In the data below, find every line with the string "Alert" and pull it out.

====

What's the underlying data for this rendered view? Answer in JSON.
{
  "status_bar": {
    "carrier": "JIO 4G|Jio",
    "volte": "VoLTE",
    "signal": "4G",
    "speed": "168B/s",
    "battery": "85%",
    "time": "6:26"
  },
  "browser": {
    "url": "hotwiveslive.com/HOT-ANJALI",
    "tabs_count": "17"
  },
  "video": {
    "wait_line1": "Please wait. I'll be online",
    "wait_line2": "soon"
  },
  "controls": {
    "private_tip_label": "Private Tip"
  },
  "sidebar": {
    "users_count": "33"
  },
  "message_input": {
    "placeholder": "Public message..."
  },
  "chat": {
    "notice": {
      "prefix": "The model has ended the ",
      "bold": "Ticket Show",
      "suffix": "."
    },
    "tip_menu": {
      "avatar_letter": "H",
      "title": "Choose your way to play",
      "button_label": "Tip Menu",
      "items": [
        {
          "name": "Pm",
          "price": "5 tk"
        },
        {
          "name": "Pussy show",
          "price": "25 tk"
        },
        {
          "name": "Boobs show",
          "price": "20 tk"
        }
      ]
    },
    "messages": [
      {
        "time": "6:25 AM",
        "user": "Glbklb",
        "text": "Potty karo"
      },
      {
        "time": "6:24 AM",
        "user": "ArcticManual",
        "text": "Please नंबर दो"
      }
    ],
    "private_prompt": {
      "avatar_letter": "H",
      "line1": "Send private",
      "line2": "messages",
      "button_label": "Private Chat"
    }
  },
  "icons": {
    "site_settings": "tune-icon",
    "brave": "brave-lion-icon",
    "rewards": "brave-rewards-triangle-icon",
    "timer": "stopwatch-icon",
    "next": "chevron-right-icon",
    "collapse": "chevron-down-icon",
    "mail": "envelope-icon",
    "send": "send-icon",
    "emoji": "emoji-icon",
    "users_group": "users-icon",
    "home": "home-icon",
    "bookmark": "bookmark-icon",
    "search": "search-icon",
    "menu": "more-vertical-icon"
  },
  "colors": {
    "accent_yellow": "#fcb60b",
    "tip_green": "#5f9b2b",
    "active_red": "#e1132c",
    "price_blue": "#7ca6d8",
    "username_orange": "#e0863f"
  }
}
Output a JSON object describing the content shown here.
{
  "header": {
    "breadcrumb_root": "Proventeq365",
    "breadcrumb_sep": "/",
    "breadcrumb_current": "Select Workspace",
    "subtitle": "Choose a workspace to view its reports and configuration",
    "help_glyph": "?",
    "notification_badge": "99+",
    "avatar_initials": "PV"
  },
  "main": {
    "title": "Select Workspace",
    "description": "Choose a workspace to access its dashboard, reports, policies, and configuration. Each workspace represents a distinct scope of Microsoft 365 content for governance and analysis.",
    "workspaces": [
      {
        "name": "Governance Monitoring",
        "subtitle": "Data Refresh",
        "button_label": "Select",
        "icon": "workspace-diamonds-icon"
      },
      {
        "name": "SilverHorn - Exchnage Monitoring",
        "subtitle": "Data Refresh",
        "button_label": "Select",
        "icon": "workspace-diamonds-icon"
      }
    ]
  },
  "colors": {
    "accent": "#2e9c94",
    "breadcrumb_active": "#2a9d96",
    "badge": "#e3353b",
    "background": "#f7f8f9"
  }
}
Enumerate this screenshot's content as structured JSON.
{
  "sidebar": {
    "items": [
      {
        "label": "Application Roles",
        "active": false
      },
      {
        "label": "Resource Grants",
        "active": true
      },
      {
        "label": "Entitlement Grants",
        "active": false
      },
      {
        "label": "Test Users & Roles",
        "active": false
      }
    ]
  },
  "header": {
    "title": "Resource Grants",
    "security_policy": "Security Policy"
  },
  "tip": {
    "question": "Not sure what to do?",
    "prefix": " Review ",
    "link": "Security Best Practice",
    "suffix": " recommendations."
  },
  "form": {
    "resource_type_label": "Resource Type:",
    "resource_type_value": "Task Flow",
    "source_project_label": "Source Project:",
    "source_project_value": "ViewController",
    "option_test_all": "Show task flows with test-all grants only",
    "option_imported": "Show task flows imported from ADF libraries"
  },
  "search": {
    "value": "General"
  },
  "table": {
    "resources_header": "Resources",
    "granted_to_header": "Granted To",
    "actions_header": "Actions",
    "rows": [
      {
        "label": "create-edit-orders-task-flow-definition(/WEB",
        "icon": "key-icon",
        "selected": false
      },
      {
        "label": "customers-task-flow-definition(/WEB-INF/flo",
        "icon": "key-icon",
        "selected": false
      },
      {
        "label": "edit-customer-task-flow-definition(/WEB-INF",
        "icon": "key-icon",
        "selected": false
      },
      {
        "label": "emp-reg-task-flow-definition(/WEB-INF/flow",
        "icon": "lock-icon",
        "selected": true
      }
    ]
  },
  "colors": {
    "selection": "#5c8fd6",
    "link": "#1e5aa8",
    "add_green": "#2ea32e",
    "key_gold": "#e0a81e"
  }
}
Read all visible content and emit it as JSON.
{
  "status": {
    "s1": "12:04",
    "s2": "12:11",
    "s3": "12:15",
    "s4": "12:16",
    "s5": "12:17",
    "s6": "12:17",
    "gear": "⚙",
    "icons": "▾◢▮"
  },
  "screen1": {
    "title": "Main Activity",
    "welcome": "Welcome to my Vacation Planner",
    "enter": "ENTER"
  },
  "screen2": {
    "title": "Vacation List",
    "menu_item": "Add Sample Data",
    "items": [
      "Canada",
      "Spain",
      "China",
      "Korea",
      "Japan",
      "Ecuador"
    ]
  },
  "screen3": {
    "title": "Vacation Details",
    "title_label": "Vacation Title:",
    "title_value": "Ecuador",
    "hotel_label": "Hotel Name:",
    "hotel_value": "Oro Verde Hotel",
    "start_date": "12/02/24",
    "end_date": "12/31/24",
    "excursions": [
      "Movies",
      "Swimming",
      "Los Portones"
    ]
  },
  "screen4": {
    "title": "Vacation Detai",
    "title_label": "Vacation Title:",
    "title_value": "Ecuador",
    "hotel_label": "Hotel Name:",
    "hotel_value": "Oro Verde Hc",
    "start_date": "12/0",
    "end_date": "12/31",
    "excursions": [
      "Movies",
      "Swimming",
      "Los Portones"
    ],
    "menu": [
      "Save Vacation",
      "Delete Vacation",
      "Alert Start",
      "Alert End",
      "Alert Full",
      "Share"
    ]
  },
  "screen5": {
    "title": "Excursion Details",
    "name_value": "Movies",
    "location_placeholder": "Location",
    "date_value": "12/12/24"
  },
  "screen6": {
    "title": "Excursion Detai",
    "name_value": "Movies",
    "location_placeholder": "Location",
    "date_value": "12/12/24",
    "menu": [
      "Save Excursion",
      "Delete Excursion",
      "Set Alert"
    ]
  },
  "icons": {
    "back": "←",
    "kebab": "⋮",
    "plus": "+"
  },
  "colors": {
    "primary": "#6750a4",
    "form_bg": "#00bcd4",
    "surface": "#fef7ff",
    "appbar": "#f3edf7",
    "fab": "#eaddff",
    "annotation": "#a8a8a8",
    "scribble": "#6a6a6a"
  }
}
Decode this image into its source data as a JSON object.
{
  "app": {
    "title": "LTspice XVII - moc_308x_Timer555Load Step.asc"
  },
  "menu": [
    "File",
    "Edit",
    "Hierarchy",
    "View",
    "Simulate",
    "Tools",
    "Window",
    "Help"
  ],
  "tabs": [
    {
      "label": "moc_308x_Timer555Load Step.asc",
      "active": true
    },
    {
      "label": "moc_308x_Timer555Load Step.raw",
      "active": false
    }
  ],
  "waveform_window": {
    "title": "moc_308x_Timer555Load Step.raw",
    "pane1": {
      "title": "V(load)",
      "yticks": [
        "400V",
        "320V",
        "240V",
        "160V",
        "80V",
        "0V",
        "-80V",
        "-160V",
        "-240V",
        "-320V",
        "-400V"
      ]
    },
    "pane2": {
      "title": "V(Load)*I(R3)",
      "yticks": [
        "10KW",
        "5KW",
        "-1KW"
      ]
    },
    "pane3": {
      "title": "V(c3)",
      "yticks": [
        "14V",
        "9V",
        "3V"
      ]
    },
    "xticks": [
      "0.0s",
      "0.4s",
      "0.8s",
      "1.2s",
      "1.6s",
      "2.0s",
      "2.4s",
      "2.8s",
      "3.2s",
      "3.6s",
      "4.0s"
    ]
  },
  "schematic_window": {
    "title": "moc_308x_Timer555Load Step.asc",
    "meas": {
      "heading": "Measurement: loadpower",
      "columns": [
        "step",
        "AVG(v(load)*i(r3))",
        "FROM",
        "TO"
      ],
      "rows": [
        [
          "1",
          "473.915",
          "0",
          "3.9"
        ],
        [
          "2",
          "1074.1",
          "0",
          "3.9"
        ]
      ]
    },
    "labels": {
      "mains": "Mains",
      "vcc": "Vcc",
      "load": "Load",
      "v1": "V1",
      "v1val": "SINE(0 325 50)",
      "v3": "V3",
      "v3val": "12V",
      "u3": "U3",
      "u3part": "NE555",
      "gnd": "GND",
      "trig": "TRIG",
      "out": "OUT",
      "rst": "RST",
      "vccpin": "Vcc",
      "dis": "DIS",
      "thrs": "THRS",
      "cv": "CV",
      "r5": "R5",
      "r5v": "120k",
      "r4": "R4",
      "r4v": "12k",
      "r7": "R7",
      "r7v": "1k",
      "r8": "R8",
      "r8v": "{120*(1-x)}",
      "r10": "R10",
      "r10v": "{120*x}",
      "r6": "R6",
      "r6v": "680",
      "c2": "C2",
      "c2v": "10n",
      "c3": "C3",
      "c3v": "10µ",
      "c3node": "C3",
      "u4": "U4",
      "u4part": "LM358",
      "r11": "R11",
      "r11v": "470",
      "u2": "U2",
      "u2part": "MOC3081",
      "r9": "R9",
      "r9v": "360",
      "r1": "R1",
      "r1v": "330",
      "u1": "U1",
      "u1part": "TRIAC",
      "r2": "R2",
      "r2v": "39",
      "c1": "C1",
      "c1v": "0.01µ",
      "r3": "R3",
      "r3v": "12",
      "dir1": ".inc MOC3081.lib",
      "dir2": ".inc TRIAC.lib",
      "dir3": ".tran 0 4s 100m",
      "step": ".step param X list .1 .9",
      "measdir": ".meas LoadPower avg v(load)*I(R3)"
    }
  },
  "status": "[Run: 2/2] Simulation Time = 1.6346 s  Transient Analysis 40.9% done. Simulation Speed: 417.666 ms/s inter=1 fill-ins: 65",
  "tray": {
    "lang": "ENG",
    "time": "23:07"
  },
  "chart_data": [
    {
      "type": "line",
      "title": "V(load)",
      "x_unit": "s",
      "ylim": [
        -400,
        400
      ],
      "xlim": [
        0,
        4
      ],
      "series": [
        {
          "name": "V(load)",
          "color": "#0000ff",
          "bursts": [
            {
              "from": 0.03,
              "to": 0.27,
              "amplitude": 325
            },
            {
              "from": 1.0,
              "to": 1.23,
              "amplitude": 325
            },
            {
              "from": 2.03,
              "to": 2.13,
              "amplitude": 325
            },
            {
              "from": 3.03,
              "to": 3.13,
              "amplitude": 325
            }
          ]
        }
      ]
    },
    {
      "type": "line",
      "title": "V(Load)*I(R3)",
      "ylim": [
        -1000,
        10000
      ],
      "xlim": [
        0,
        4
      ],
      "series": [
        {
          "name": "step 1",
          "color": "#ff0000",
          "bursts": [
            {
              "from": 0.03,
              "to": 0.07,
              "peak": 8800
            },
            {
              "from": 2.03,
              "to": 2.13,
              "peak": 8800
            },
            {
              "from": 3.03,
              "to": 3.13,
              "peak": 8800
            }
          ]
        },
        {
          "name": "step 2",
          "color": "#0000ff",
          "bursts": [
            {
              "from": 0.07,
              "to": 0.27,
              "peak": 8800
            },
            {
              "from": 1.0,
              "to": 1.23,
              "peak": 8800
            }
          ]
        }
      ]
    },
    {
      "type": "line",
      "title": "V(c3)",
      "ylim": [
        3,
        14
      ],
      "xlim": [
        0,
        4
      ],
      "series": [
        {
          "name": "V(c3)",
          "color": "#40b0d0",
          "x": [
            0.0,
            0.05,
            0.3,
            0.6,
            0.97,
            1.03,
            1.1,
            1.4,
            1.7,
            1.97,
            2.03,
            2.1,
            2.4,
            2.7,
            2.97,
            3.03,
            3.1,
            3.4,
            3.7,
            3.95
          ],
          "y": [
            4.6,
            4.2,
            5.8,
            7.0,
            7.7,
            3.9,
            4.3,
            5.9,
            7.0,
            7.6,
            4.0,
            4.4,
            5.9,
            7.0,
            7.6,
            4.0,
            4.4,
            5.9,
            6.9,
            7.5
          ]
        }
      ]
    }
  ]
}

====

SOLUTION FOR THIS PROBLEM →
      "Alert Start",
      "Alert End",
      "Alert Full",
      "Set Alert"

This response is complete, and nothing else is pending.